◆ WHAT THE TASK ASKS
Your copy should hold every record verbatim and none of the pictures.

[Dataset excerpts]
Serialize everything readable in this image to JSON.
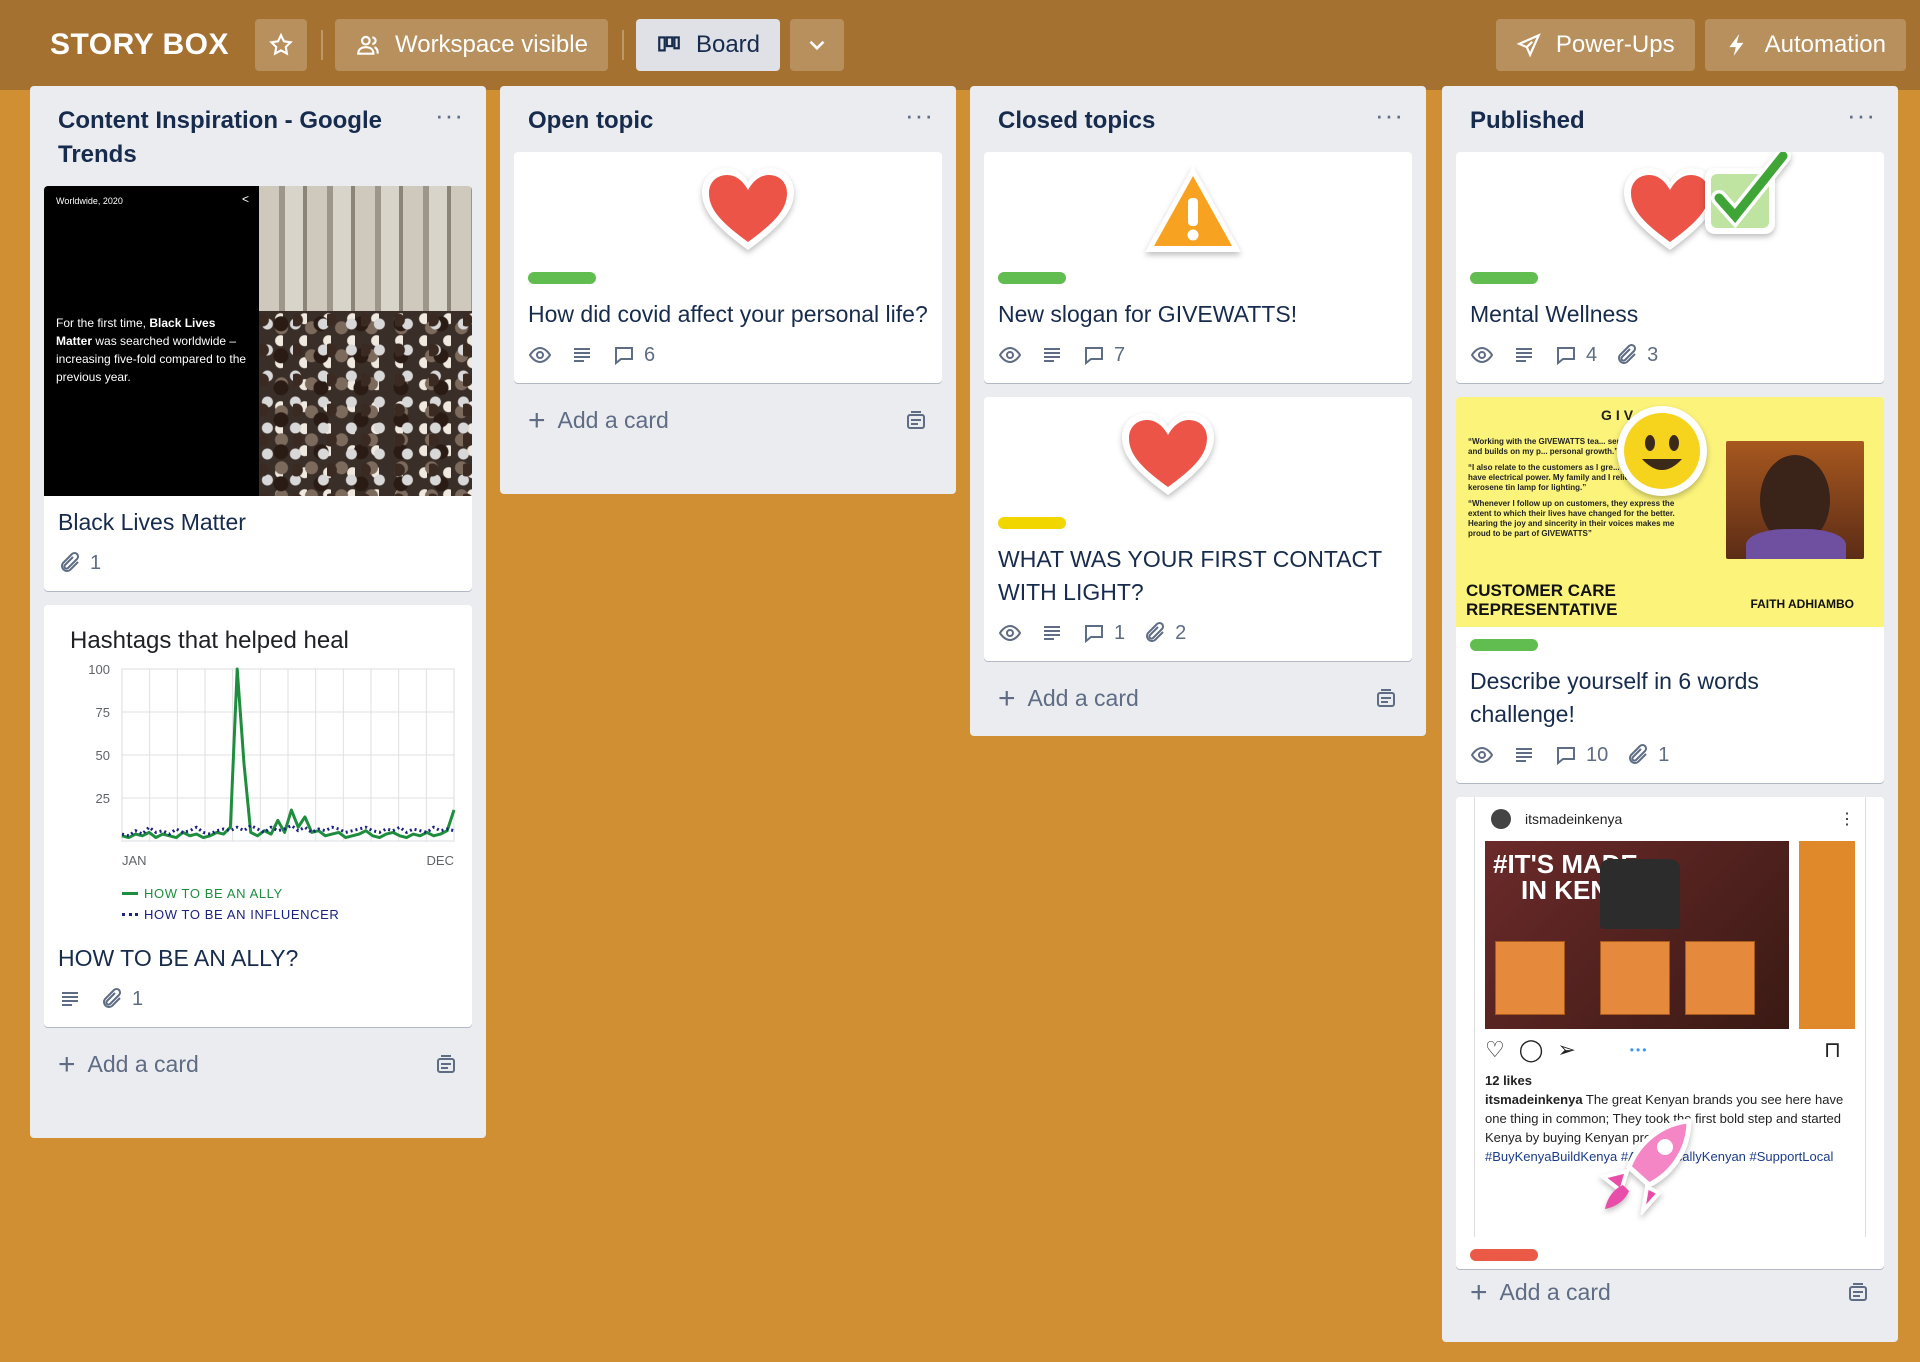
{
  "header": {
    "board_title": "STORY BOX",
    "workspace_label": "Workspace visible",
    "board_label": "Board",
    "powerups_label": "Power-Ups",
    "automation_label": "Automation"
  },
  "colors": {
    "background": "#d08f32",
    "header": "#a57130",
    "label_green": "#61bd4f",
    "label_yellow": "#f2d600",
    "label_red": "#eb5a46"
  },
  "add_card_label": "Add a card",
  "lists": [
    {
      "title": "Content Inspiration - Google Trends",
      "cards": [
        {
          "cover": {
            "corner": "Worldwide, 2020",
            "text_pre": "For the first time, ",
            "text_bold": "Black Lives Matter",
            "text_post": " was searched worldwide – increasing five-fold compared to the previous year."
          },
          "title": "Black Lives Matter",
          "attachments": "1"
        },
        {
          "cover_chart": {
            "title": "Hashtags that helped heal"
          },
          "title": "HOW TO BE AN ALLY?",
          "attachments": "1"
        }
      ]
    },
    {
      "title": "Open topic",
      "cards": [
        {
          "title": "How did covid affect your personal life?",
          "comments": "6",
          "sticker": "heart"
        }
      ]
    },
    {
      "title": "Closed topics",
      "cards": [
        {
          "title": "New slogan for GIVEWATTS!",
          "comments": "7",
          "sticker": "warning"
        },
        {
          "title": "WHAT WAS YOUR FIRST CONTACT WITH LIGHT?",
          "comments": "1",
          "attachments": "2",
          "sticker": "heart"
        }
      ]
    },
    {
      "title": "Published",
      "cards": [
        {
          "title": "Mental Wellness",
          "comments": "4",
          "attachments": "3",
          "sticker": "heart-check"
        },
        {
          "cover": {
            "brand": "GIV    TTS",
            "quote1": "“Working with the GIVEWATTS tea... sense of pride and builds on my p... personal growth.”",
            "quote2": "“I also relate to the customers as I gre... that does not have electrical power. My family and I relied on a kerosene tin lamp for lighting.”",
            "quote3": "“Whenever I follow up on customers, they express the extent to which their lives have changed for the better. Hearing the joy and sincerity in their voices makes me proud to be part of GIVEWATTS”",
            "role": "CUSTOMER CARE REPRESENTATIVE",
            "name": "FAITH ADHIAMBO"
          },
          "title": "Describe yourself in 6 words challenge!",
          "comments": "10",
          "attachments": "1"
        },
        {
          "cover_ig": {
            "user": "itsmadeinkenya",
            "hashtag_line1": "#IT'S MADE",
            "hashtag_line2": "IN KENYA",
            "likes": "12 likes",
            "caption_user": "itsmadeinkenya",
            "caption": " The great Kenyan brands you see here have one thing in common; They took the first bold step and started Kenya by buying Kenyan products",
            "tags": "#BuyKenyaBuildKenya #AuthenticallyKenyan #SupportLocal"
          }
        }
      ]
    }
  ],
  "chart_data": {
    "type": "line",
    "title": "Hashtags that helped heal",
    "x_range_labels": [
      "JAN",
      "DEC"
    ],
    "ylim": [
      0,
      100
    ],
    "yticks": [
      25,
      50,
      75,
      100
    ],
    "grid": true,
    "legend_position": "bottom",
    "series": [
      {
        "name": "HOW TO BE AN ALLY",
        "color": "#1e8e3e",
        "values": [
          3,
          2,
          4,
          3,
          5,
          2,
          4,
          3,
          2,
          5,
          3,
          4,
          2,
          3,
          5,
          4,
          8,
          100,
          45,
          5,
          3,
          6,
          4,
          12,
          5,
          18,
          8,
          14,
          5,
          6,
          3,
          4,
          5,
          2,
          3,
          4,
          6,
          3,
          2,
          4,
          5,
          3,
          2,
          4,
          3,
          5,
          3,
          4,
          6,
          18
        ]
      },
      {
        "name": "HOW TO BE AN INFLUENCER",
        "color": "#1a237e",
        "values": [
          4,
          3,
          6,
          4,
          8,
          5,
          6,
          4,
          7,
          5,
          6,
          8,
          5,
          4,
          6,
          7,
          6,
          8,
          6,
          9,
          7,
          5,
          8,
          6,
          7,
          9,
          6,
          8,
          5,
          7,
          6,
          8,
          7,
          5,
          6,
          7,
          8,
          6,
          5,
          7,
          6,
          8,
          5,
          7,
          6,
          5,
          8,
          6,
          7,
          6
        ]
      }
    ]
  }
}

◆ TASK RESULT
Serialize everything readable in this image to JSON.
{
  "header": {
    "board_title": "STORY BOX",
    "workspace_label": "Workspace visible",
    "board_label": "Board",
    "powerups_label": "Power-Ups",
    "automation_label": "Automation"
  },
  "colors": {
    "background": "#d08f32",
    "header": "#a57130",
    "label_green": "#61bd4f",
    "label_yellow": "#f2d600",
    "label_red": "#eb5a46"
  },
  "add_card_label": "Add a card",
  "lists": [
    {
      "title": "Content Inspiration - Google Trends",
      "cards": [
        {
          "cover": {
            "corner": "Worldwide, 2020",
            "text_pre": "For the first time, ",
            "text_bold": "Black Lives Matter",
            "text_post": " was searched worldwide – increasing five-fold compared to the previous year."
          },
          "title": "Black Lives Matter",
          "attachments": "1"
        },
        {
          "cover_chart": {
            "title": "Hashtags that helped heal"
          },
          "title": "HOW TO BE AN ALLY?",
          "attachments": "1"
        }
      ]
    },
    {
      "title": "Open topic",
      "cards": [
        {
          "title": "How did covid affect your personal life?",
          "comments": "6",
          "sticker": "heart"
        }
      ]
    },
    {
      "title": "Closed topics",
      "cards": [
        {
          "title": "New slogan for GIVEWATTS!",
          "comments": "7",
          "sticker": "warning"
        },
        {
          "title": "WHAT WAS YOUR FIRST CONTACT WITH LIGHT?",
          "comments": "1",
          "attachments": "2",
          "sticker": "heart"
        }
      ]
    },
    {
      "title": "Published",
      "cards": [
        {
          "title": "Mental Wellness",
          "comments": "4",
          "attachments": "3",
          "sticker": "heart-check"
        },
        {
          "cover": {
            "brand": "GIV    TTS",
            "quote1": "“Working with the GIVEWATTS tea... sense of pride and builds on my p... personal growth.”",
            "quote2": "“I also relate to the customers as I gre... that does not have electrical power. My family and I relied on a kerosene tin lamp for lighting.”",
            "quote3": "“Whenever I follow up on customers, they express the extent to which their lives have changed for the better. Hearing the joy and sincerity in their voices makes me proud to be part of GIVEWATTS”",
            "role": "CUSTOMER CARE REPRESENTATIVE",
            "name": "FAITH ADHIAMBO"
          },
          "title": "Describe yourself in 6 words challenge!",
          "comments": "10",
          "attachments": "1"
        },
        {
          "cover_ig": {
            "user": "itsmadeinkenya",
            "hashtag_line1": "#IT'S MADE",
            "hashtag_line2": "IN KENYA",
            "likes": "12 likes",
            "caption_user": "itsmadeinkenya",
            "caption": " The great Kenyan brands you see here have one thing in common; They took the first bold step and started Kenya by buying Kenyan products",
            "tags": "#BuyKenyaBuildKenya #AuthenticallyKenyan #SupportLocal"
          }
        }
      ]
    }
  ],
  "chart_data": {
    "type": "line",
    "title": "Hashtags that helped heal",
    "x_range_labels": [
      "JAN",
      "DEC"
    ],
    "ylim": [
      0,
      100
    ],
    "yticks": [
      25,
      50,
      75,
      100
    ],
    "grid": true,
    "legend_position": "bottom",
    "series": [
      {
        "name": "HOW TO BE AN ALLY",
        "color": "#1e8e3e",
        "values": [
          3,
          2,
          4,
          3,
          5,
          2,
          4,
          3,
          2,
          5,
          3,
          4,
          2,
          3,
          5,
          4,
          8,
          100,
          45,
          5,
          3,
          6,
          4,
          12,
          5,
          18,
          8,
          14,
          5,
          6,
          3,
          4,
          5,
          2,
          3,
          4,
          6,
          3,
          2,
          4,
          5,
          3,
          2,
          4,
          3,
          5,
          3,
          4,
          6,
          18
        ]
      },
      {
        "name": "HOW TO BE AN INFLUENCER",
        "color": "#1a237e",
        "values": [
          4,
          3,
          6,
          4,
          8,
          5,
          6,
          4,
          7,
          5,
          6,
          8,
          5,
          4,
          6,
          7,
          6,
          8,
          6,
          9,
          7,
          5,
          8,
          6,
          7,
          9,
          6,
          8,
          5,
          7,
          6,
          8,
          7,
          5,
          6,
          7,
          8,
          6,
          5,
          7,
          6,
          8,
          5,
          7,
          6,
          5,
          8,
          6,
          7,
          6
        ]
      }
    ]
  }
}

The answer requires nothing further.